VATICAN CITY -- Leaders of the Coptic Catholic Church in Egypt said a deadly attack against Christian worshipers was an act of political destabilization and a sign of the increasingly radical "Islamization" of the country.
"The newspapers are pointing the finger at al-Qaida. But terrorism arises in sectors of the Muslim society where other organizations encourage intolerance. For 40 years in Egypt, there has been a creeping Islamization that pervades every area of society," said Coptic Auxiliary Bishop Kamal Fahim Awad Hanna of Alexandria.
Hanna told the Vatican newspaper, L'Osservatore Romano, Jan. 3 that the government was making every effort to ensure the safety of worshipers as they prepared for the Coptic celebration of Christmas Jan. 7. All Christian churches have been surrounded by security forces, he said.
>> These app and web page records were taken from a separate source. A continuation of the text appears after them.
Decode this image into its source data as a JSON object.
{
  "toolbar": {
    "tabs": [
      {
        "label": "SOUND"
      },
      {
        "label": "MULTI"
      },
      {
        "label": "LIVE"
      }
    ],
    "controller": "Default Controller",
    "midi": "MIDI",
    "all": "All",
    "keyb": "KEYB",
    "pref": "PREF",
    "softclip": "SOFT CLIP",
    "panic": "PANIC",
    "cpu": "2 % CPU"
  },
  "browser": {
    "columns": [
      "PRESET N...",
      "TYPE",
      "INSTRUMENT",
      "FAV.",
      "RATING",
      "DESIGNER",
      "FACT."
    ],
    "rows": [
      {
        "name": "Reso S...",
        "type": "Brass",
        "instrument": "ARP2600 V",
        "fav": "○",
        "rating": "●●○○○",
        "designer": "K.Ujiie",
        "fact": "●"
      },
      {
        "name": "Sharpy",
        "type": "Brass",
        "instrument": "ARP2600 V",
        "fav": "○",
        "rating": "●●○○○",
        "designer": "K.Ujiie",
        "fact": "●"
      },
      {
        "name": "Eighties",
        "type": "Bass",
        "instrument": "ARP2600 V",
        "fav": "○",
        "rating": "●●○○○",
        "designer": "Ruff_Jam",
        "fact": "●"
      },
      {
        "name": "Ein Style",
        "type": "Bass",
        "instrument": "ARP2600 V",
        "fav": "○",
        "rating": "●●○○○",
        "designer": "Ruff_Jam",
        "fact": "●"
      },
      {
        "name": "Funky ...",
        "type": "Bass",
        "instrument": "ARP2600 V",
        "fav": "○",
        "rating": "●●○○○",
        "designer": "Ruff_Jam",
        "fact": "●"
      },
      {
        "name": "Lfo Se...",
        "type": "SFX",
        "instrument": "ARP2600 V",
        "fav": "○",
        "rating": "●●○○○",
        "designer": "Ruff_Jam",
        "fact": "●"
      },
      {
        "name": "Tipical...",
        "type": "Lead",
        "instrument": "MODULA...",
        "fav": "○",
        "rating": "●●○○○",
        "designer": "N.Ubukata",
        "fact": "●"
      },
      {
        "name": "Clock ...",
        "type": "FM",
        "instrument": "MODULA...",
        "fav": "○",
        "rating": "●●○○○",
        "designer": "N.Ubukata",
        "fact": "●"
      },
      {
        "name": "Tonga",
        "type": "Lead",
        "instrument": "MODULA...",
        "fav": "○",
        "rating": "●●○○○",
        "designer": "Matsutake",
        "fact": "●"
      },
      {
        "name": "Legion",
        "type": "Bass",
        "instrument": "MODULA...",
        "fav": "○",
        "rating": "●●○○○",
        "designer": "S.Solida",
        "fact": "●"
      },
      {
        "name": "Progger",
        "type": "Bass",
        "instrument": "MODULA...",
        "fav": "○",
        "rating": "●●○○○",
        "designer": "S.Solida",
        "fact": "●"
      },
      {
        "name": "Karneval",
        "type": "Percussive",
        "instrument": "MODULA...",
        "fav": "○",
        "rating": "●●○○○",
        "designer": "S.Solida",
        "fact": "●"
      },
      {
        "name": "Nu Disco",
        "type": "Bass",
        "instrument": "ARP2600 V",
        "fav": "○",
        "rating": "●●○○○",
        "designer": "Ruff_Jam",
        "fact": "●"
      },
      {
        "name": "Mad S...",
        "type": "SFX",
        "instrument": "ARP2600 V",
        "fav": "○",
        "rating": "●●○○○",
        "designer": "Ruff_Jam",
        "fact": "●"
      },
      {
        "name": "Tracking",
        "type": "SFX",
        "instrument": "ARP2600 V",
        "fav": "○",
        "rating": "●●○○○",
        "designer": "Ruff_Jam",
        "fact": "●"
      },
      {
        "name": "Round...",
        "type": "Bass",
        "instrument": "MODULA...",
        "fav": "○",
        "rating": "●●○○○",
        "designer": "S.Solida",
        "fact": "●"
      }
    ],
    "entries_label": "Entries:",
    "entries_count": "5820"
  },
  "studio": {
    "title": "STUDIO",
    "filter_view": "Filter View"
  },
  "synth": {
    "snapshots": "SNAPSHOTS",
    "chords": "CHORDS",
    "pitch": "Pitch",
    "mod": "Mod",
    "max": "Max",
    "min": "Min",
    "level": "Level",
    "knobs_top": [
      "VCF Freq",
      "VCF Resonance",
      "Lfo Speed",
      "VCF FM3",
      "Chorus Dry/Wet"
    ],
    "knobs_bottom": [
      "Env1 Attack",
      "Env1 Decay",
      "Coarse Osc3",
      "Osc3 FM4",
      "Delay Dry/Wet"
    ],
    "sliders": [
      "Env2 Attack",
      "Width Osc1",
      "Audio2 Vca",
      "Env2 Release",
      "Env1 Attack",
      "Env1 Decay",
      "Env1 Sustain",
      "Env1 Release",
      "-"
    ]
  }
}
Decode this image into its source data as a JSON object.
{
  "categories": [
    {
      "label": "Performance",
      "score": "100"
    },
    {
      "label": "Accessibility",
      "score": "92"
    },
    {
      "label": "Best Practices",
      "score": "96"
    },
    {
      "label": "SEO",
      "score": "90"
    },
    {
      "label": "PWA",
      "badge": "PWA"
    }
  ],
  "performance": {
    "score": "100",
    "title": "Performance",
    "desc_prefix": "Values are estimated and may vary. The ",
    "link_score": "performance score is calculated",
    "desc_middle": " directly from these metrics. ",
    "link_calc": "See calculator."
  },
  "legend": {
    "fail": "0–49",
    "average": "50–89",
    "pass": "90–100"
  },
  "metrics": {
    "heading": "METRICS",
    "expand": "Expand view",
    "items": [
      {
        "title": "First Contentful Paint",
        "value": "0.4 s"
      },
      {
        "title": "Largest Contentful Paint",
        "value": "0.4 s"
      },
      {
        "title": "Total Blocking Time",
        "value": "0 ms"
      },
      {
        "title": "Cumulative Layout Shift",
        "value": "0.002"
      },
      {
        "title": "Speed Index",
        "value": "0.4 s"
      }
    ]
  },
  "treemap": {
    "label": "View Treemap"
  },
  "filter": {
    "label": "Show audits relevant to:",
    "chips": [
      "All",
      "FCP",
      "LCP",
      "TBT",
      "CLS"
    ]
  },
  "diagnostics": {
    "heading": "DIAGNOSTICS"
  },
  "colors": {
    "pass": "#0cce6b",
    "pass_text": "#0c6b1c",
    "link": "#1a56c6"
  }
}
The reaction among most Egyptian Christians to the Jan. 1 attack has been fear and concern, but not the desperation that prompted a few spontaneous public protests, he said.
"For the great majority of Copts, even in the face of the horror of this attack ... the reaction was moderate, because the faith emphasizes mercy for the victims and forgiveness for those who have erred," the bishop said.
Hanna said the entire Egyptian society was shocked by the attack and concerned that it could endanger the relatively peaceful relations between Christians and Muslims in the country.
He pointed hopefully to a recent proposal by an official of the al-Azhar Mosque in Cairo to establish a new interreligious dialogue organization called the "House of the Egyptian Family," which would include seven Christian and seven Muslim representatives.
Hanna said Egyptian schools were the most effective place to stem the spread of fundamentalism.
"They should begin teaching tolerance to children in elementary schools. At present, there is no effort on the part of teachers to impart the concept of unity in the respect of differences," he said.
Cardinal Antonios Naguib of Alexandria, the Coptic patriarch, told the Vatican newspaper that the attack on the church was "a criminal act aimed at destabilizing internal security and harmony among citizens." He expressed his condolences to the families of the Coptic Orthodox victims of the bombing.
"We have complete trust in the wisdom and the determination of the authorities, and are certain that they will adopt the necessary measures to put an end to such painful events," the cardinal said.